Main Profile

At A Glance

Something About Valves

Brief discussion on and demonstrating some of the many types of valves encountered in everyday life. Shows ball valves, check valves, gate valves and compares the Joker valve to the Tricuspid, Aortic and Pulmonary valves. Hi. Today on Repairs101 I'm going to do a little something about valves. So now this was actually a really difficult video to shoot because the more I thought about valves the more I realized -- it's really quite amazing -- they're everywhere. Plus the more I thought about all the different kinds of valves. These are valves. There's a valve in there. Those are valves. Here's a valve. [Flushes] That's a valve. Here's three valves that are all essentially the same the only thing different is the plastic cap. There's another valve right here. So this little object is an adapter for my high pressure compression tester. Now the reason I'm showing you this, in this particular case is to show you the valve in the end of it. This funny looking, seemingly broken screwdriver -- you might think that you have a broken screwdriver on your hands if you have one of these but in fact it's a Schrader valve remover. It just goes in there like that, and then it's threaded so it just spins right on out. OK so that's what a Schrader valve looks like. Pretty cool, eh? Now if you think you recognize the Schrader valve -- and if you think it looks familiar -- you're right. [Hisses] Here's some valves out of an engine. And this one has still got the valve guide on it. Now this monster here this is a thermostat for very large diesel engines and just like the little tiny Schrader valve it's dropped into a pipe or a passageway and it blocks it and then when it's activated by this wax slug in the back here the gap opens here and the fluid is able to wash in past it. Now a ball valve is exactly that, it's a valve that operates by turning a ball inside of a passageway. As you can see, there's a ball valve right there. So that's what a ball valve looks like. OK so here's a regulator and it is a ball valve. And here it comes around the other side, there we go. So that's a ball valve. So now this one's called a "pet-cock". This is the kind of thing you'll find as a drain on the bottom of your car's radiator. Pardon the pun but your garden variety garden tap. It's a classic stem valve. It's a classic stem valve it has a flat bushing rather than the domed one you might have seen in my other video. OK so here's a half inch gate valve. And the gate valve's pretty good. I'll just... OK so here we have another kind of gate valve. Check it out on this one the gate swings from side to side. There's another small one: there it's another small gate valve. Close the gate, open the gate again. And yet another kind of gate valve, as you can see on this one the gate's swung open. See up in the top corner here the gate is swung down and open, to let the floodgate open. This little baby's a three quarter inch check valve. And a check valve is a one way passage. You can see there's a flapper valve inside so fluid can flow through -- in the direction of the arrow very easily -- but can't flow in the other direction. There's your flapper right there. This is a grease needle with a grease nipple on the end. You see there is a check valve installed in the end of the grease nipple. It's just a ball bearing with a tiny little spring behind it. Poke it and release it and there should be a little grease come out of it. There, you see that? I got a little grease out of it. So there's another kind of check valve, the ball bearing check valve. I'm not going to open it because I want to be able to identify it and identify its part number. There you go another ball bearing check valve. The hose would slip on here and you'd have it attached to your fuel can and when you disconnect it of course you don't want the fuel coming out. The spring will push the ball bearing and make a seal on the end. It's also a check valve and it's called a Joker valve. And what's really interesting about it is -- aside from the fact that it's made out of rubber and just has sort of an elastic memory that allows material to pass through this way but of course resists passage of material through this way -- and what's interesting about it of course is that it's very, very similar in design to the Tricuspid, Aortic and Pulmonary valves. Tricuspid -- this is a tricuspid: three points -- Aortic and Pulmonary valves in your heart. They are essentially the same kind of design. Except instead of hard rubber with an elastic memory your heart valves of course are made of dynamic living tissue.
Length: 04:53
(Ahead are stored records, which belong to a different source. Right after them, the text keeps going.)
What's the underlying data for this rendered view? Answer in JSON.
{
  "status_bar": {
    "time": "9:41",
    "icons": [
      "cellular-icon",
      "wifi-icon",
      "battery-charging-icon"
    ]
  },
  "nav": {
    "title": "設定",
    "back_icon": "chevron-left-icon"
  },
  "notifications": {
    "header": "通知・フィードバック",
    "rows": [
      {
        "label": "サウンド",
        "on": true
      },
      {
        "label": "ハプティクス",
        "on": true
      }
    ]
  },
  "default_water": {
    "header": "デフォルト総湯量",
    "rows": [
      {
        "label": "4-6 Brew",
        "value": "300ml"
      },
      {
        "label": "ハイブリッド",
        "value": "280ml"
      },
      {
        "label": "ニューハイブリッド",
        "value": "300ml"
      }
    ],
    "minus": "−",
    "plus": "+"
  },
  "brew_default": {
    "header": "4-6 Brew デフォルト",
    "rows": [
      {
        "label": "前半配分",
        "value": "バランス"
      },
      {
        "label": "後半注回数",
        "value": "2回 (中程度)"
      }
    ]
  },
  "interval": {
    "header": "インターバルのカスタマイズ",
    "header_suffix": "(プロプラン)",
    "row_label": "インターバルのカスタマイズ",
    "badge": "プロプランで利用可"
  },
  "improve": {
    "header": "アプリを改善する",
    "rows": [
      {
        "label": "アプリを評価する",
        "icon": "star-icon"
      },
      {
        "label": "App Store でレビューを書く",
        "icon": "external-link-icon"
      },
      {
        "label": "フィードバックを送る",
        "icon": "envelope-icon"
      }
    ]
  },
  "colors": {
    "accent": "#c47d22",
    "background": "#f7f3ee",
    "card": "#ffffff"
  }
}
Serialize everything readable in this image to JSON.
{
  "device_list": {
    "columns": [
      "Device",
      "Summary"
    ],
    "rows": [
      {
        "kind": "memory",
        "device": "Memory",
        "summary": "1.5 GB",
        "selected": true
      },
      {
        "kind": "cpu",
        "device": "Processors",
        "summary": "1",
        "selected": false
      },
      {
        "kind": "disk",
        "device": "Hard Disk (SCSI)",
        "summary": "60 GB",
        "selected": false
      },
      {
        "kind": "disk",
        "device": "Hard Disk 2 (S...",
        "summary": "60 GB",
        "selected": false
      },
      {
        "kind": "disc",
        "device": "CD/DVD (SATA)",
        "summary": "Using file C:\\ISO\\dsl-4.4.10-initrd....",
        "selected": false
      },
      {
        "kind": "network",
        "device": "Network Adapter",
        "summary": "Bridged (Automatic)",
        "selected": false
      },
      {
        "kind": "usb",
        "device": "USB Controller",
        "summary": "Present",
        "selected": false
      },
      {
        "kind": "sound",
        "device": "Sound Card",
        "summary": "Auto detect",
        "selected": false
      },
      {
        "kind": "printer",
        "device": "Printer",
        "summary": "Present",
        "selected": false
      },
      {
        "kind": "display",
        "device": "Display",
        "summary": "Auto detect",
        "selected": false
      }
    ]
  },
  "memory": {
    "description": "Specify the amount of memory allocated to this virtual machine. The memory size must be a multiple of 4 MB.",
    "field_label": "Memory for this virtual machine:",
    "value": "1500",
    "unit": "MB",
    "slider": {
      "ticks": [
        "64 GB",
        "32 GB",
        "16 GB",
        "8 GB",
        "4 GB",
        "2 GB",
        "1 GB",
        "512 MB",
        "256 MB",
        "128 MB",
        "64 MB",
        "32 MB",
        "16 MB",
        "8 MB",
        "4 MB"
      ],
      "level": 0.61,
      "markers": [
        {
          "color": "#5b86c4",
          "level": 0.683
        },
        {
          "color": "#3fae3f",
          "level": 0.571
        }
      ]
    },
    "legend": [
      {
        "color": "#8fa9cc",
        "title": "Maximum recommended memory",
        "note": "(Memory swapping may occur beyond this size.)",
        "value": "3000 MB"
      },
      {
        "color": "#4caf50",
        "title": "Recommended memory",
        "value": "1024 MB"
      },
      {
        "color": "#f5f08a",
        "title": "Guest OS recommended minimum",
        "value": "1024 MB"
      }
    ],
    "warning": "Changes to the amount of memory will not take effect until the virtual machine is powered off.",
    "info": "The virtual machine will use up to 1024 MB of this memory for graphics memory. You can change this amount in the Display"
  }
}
Contact

Questions about Something About Valves

Want more info about Something About Valves? Get free advice from education experts and Noodle community members.

  • Answer

Ask a New Question